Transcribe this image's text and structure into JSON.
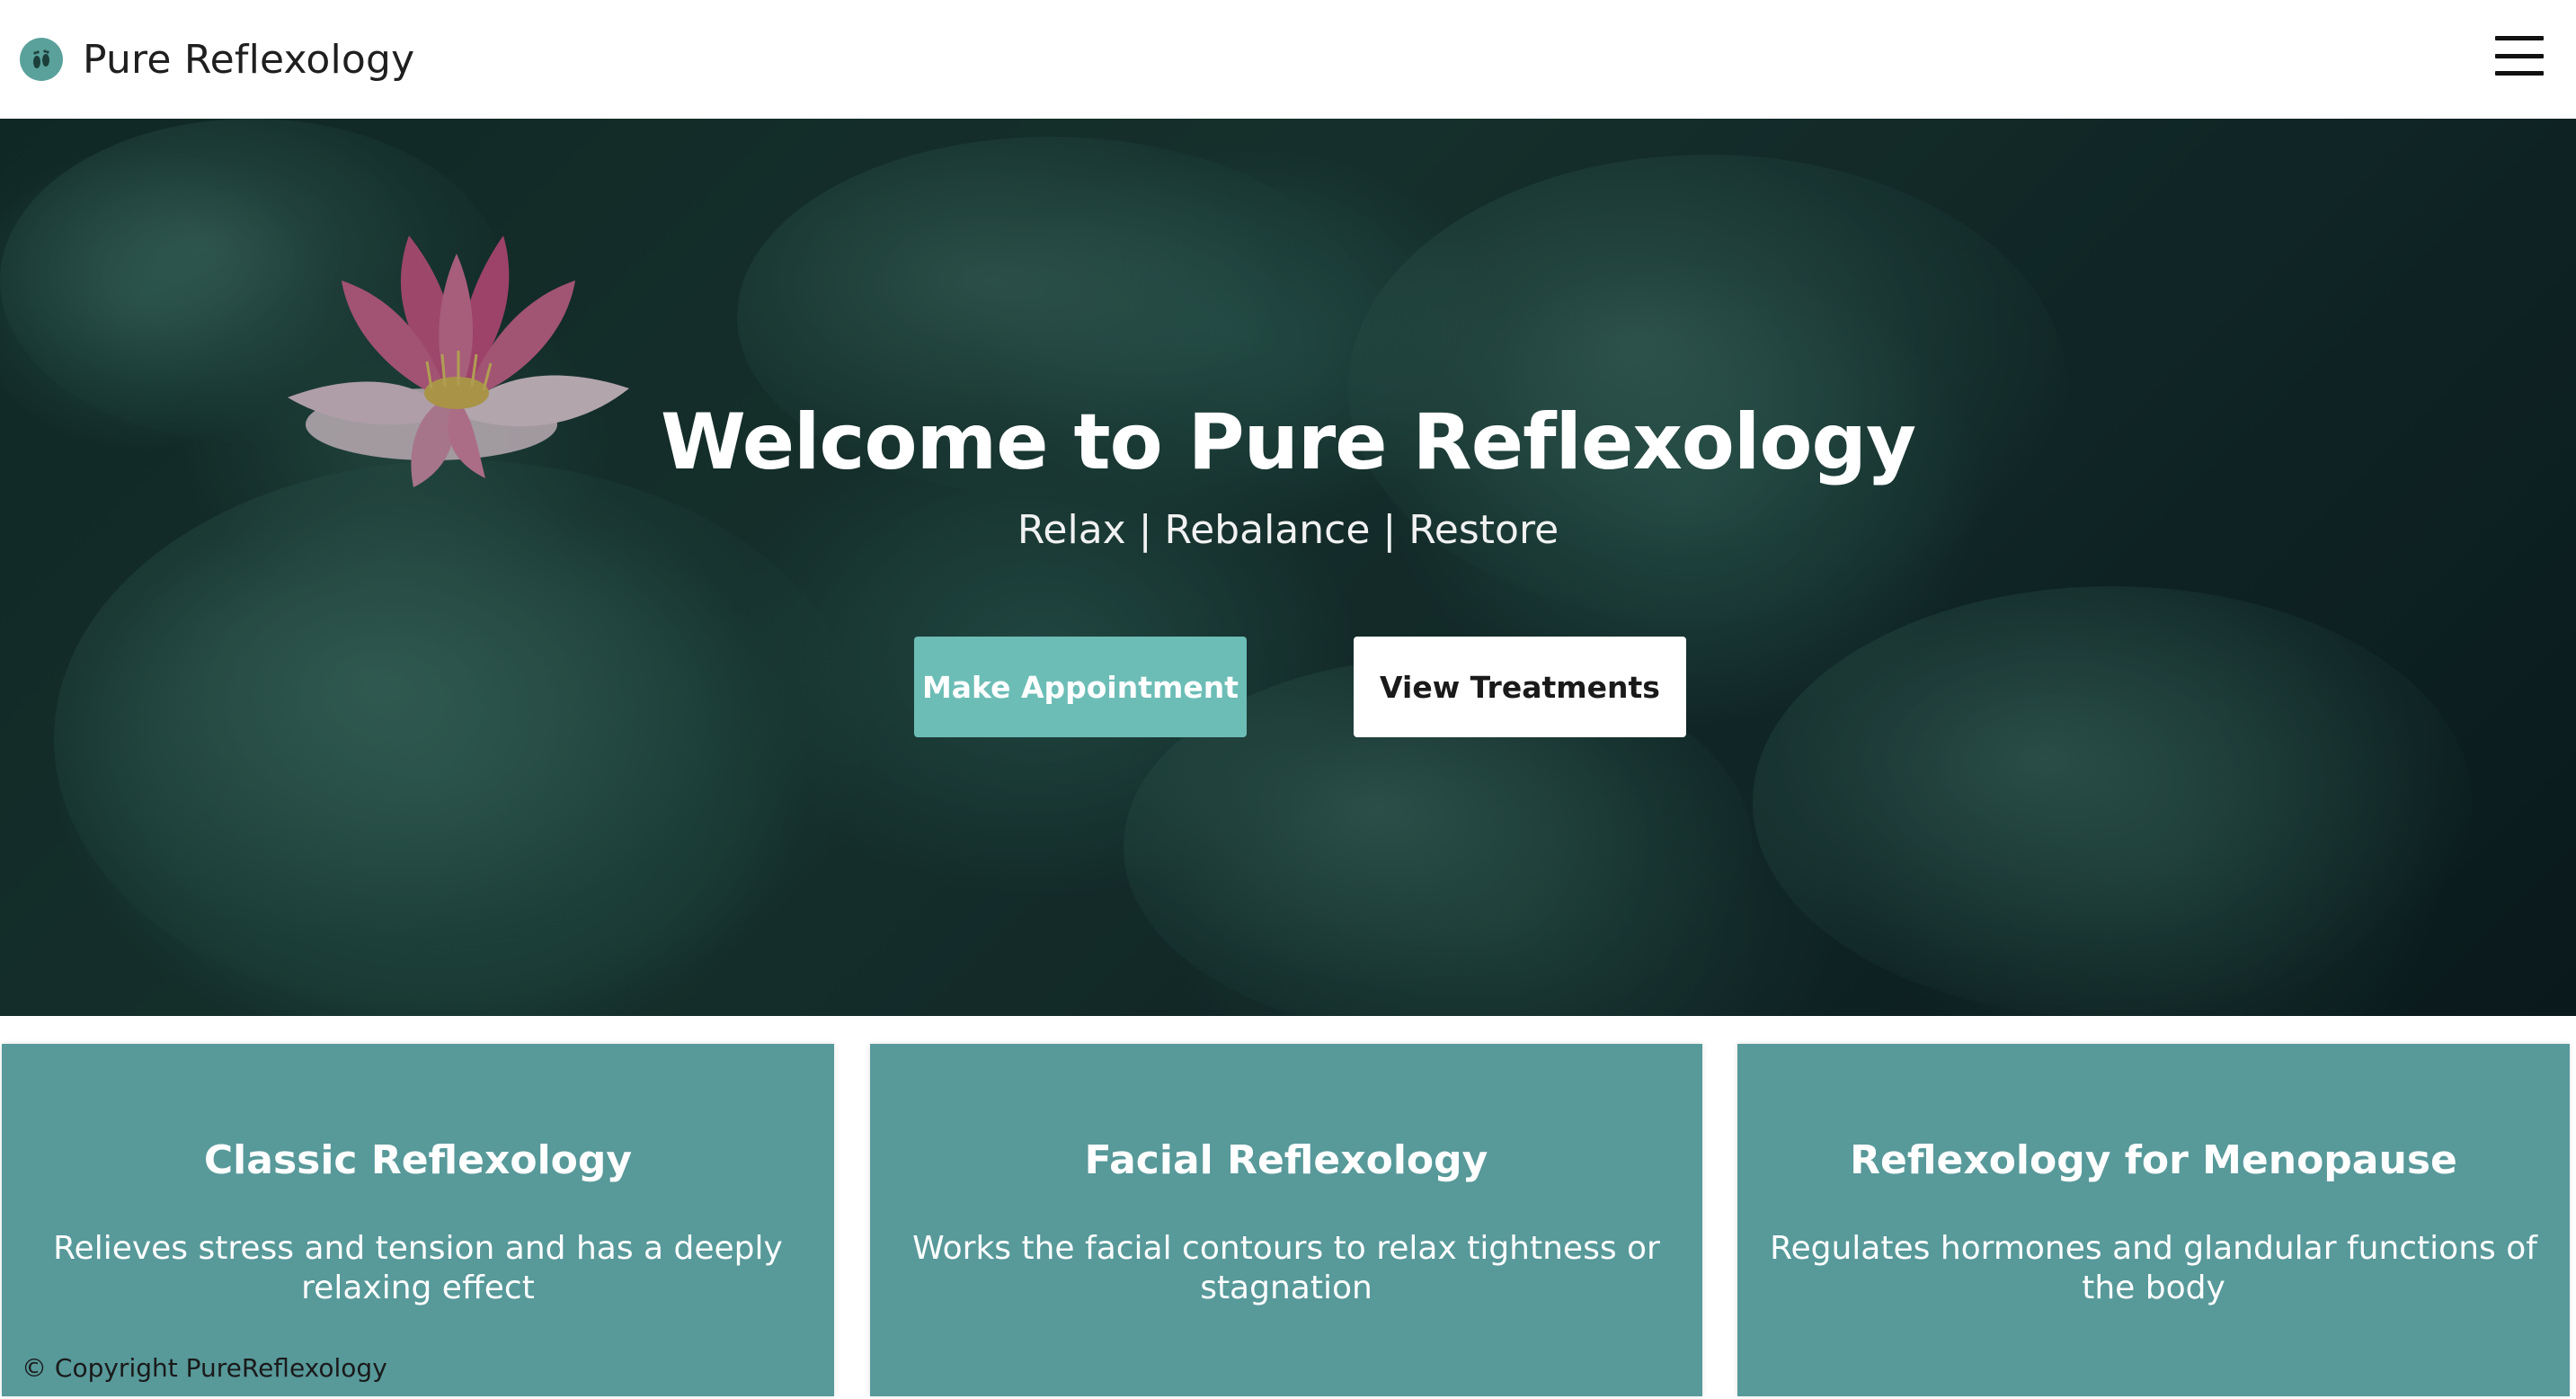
{
  "header": {
    "brand_name": "Pure Reflexology",
    "logo_icon": "feet-icon",
    "menu_icon": "hamburger-menu-icon"
  },
  "hero": {
    "title": "Welcome to Pure Reflexology",
    "tagline": "Relax | Rebalance | Restore",
    "primary_button": "Make Appointment",
    "secondary_button": "View Treatments"
  },
  "treatments": [
    {
      "title": "Classic Reflexology",
      "description": "Relieves stress and tension and has a deeply relaxing effect"
    },
    {
      "title": "Facial Reflexology",
      "description": "Works the facial contours to relax tightness or stagnation"
    },
    {
      "title": "Reflexology for Menopause",
      "description": "Regulates hormones and glandular functions of the body"
    }
  ],
  "footer": {
    "copyright": "© Copyright PureReflexology"
  },
  "colors": {
    "accent": "#6cbdb6",
    "card": "#58999a",
    "header_bg": "#ffffff"
  }
}
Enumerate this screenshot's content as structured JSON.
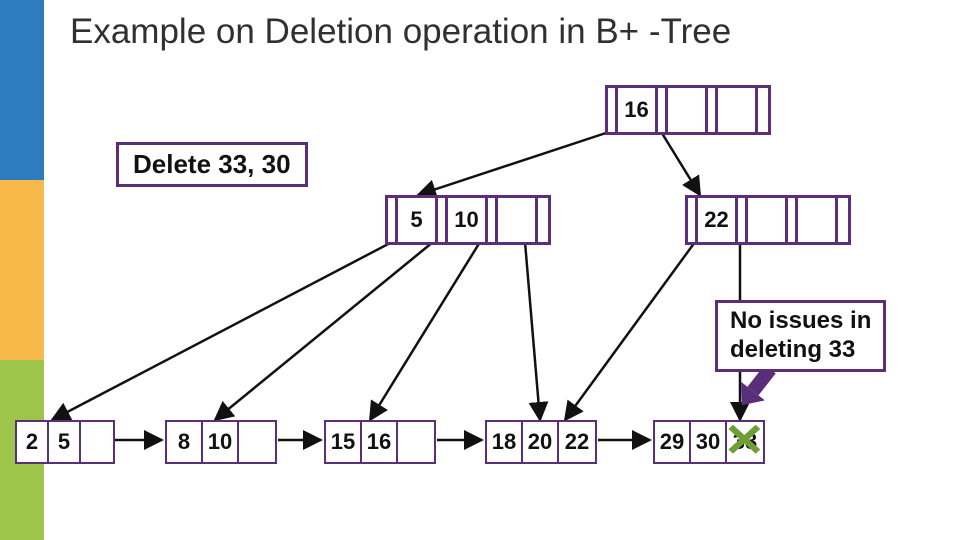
{
  "title": "Example on Deletion operation in B+ -Tree",
  "delete_label": "Delete 33, 30",
  "annot_line1": "No issues in",
  "annot_line2": "deleting 33",
  "root": {
    "keys": [
      "16",
      "",
      ""
    ]
  },
  "mid_left": {
    "keys": [
      "5",
      "10",
      ""
    ]
  },
  "mid_right": {
    "keys": [
      "22",
      "",
      ""
    ]
  },
  "leaves": [
    {
      "keys": [
        "2",
        "5",
        ""
      ]
    },
    {
      "keys": [
        "8",
        "10",
        ""
      ]
    },
    {
      "keys": [
        "15",
        "16",
        ""
      ]
    },
    {
      "keys": [
        "18",
        "20",
        "22"
      ]
    },
    {
      "keys": [
        "29",
        "30",
        "33"
      ]
    }
  ]
}
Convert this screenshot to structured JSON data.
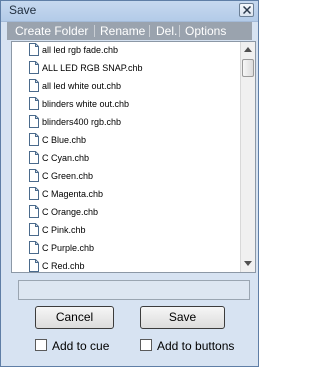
{
  "window": {
    "title": "Save"
  },
  "menu": {
    "create_folder": "Create Folder",
    "rename": "Rename",
    "delete": "Del.",
    "options": "Options"
  },
  "files": [
    "all led rgb fade.chb",
    "ALL LED RGB SNAP.chb",
    "all led white out.chb",
    "blinders white out.chb",
    "blinders400 rgb.chb",
    "C Blue.chb",
    "C Cyan.chb",
    "C Green.chb",
    "C Magenta.chb",
    "C Orange.chb",
    "C Pink.chb",
    "C Purple.chb",
    "C Red.chb"
  ],
  "filename_input": {
    "value": ""
  },
  "buttons": {
    "cancel": "Cancel",
    "save": "Save"
  },
  "checkboxes": {
    "add_to_cue": "Add to cue",
    "add_to_buttons": "Add to buttons"
  }
}
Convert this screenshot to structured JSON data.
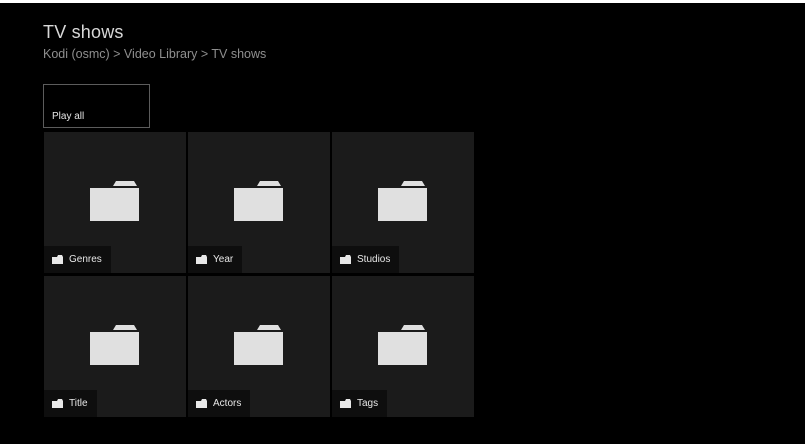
{
  "header": {
    "title": "TV shows",
    "breadcrumb": "Kodi (osmc) > Video Library > TV shows"
  },
  "play_all": {
    "label": "Play all"
  },
  "tiles": [
    {
      "label": "Genres",
      "icon": "folder-icon"
    },
    {
      "label": "Year",
      "icon": "folder-icon"
    },
    {
      "label": "Studios",
      "icon": "folder-icon"
    },
    {
      "label": "Title",
      "icon": "folder-icon"
    },
    {
      "label": "Actors",
      "icon": "folder-icon"
    },
    {
      "label": "Tags",
      "icon": "folder-icon"
    }
  ],
  "colors": {
    "background": "#000000",
    "tile": "#1b1b1b",
    "label_bar": "#0e0e0e",
    "folder_icon": "#e0e0e0",
    "title_text": "#d8d8d8",
    "breadcrumb_text": "#8f8f8f"
  }
}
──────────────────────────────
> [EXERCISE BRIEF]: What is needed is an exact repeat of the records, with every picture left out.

> [RESULT FOR THIS TASK]:
Transcribe this image's text and structure into JSON.
{
  "header": {
    "brand_name": "Pure Reflexology",
    "logo_icon": "feet-icon",
    "menu_icon": "hamburger-menu-icon"
  },
  "hero": {
    "title": "Welcome to Pure Reflexology",
    "tagline": "Relax | Rebalance | Restore",
    "primary_button": "Make Appointment",
    "secondary_button": "View Treatments"
  },
  "treatments": [
    {
      "title": "Classic Reflexology",
      "description": "Relieves stress and tension and has a deeply relaxing effect"
    },
    {
      "title": "Facial Reflexology",
      "description": "Works the facial contours to relax tightness or stagnation"
    },
    {
      "title": "Reflexology for Menopause",
      "description": "Regulates hormones and glandular functions of the body"
    }
  ],
  "footer": {
    "copyright": "© Copyright PureReflexology"
  },
  "colors": {
    "accent": "#6cbdb6",
    "card": "#58999a",
    "header_bg": "#ffffff"
  }
}
Enumerate this screenshot's content as structured JSON.
{
  "title": "Example on Deletion operation in B+ -Tree",
  "delete_label": "Delete 33, 30",
  "annot_line1": "No issues in",
  "annot_line2": "deleting 33",
  "root": {
    "keys": [
      "16",
      "",
      ""
    ]
  },
  "mid_left": {
    "keys": [
      "5",
      "10",
      ""
    ]
  },
  "mid_right": {
    "keys": [
      "22",
      "",
      ""
    ]
  },
  "leaves": [
    {
      "keys": [
        "2",
        "5",
        ""
      ]
    },
    {
      "keys": [
        "8",
        "10",
        ""
      ]
    },
    {
      "keys": [
        "15",
        "16",
        ""
      ]
    },
    {
      "keys": [
        "18",
        "20",
        "22"
      ]
    },
    {
      "keys": [
        "29",
        "30",
        "33"
      ]
    }
  ]
}
Convert this screenshot to structured JSON data.
{
  "window": {
    "title": "Save"
  },
  "menu": {
    "create_folder": "Create Folder",
    "rename": "Rename",
    "delete": "Del.",
    "options": "Options"
  },
  "files": [
    "all led rgb fade.chb",
    "ALL LED RGB SNAP.chb",
    "all led white out.chb",
    "blinders white out.chb",
    "blinders400 rgb.chb",
    "C Blue.chb",
    "C Cyan.chb",
    "C Green.chb",
    "C Magenta.chb",
    "C Orange.chb",
    "C Pink.chb",
    "C Purple.chb",
    "C Red.chb"
  ],
  "filename_input": {
    "value": ""
  },
  "buttons": {
    "cancel": "Cancel",
    "save": "Save"
  },
  "checkboxes": {
    "add_to_cue": "Add to cue",
    "add_to_buttons": "Add to buttons"
  }
}
Convert this screenshot to structured JSON data.
{
  "header": {
    "title": "TV shows",
    "breadcrumb": "Kodi (osmc) > Video Library > TV shows"
  },
  "play_all": {
    "label": "Play all"
  },
  "tiles": [
    {
      "label": "Genres",
      "icon": "folder-icon"
    },
    {
      "label": "Year",
      "icon": "folder-icon"
    },
    {
      "label": "Studios",
      "icon": "folder-icon"
    },
    {
      "label": "Title",
      "icon": "folder-icon"
    },
    {
      "label": "Actors",
      "icon": "folder-icon"
    },
    {
      "label": "Tags",
      "icon": "folder-icon"
    }
  ],
  "colors": {
    "background": "#000000",
    "tile": "#1b1b1b",
    "label_bar": "#0e0e0e",
    "folder_icon": "#e0e0e0",
    "title_text": "#d8d8d8",
    "breadcrumb_text": "#8f8f8f"
  }
}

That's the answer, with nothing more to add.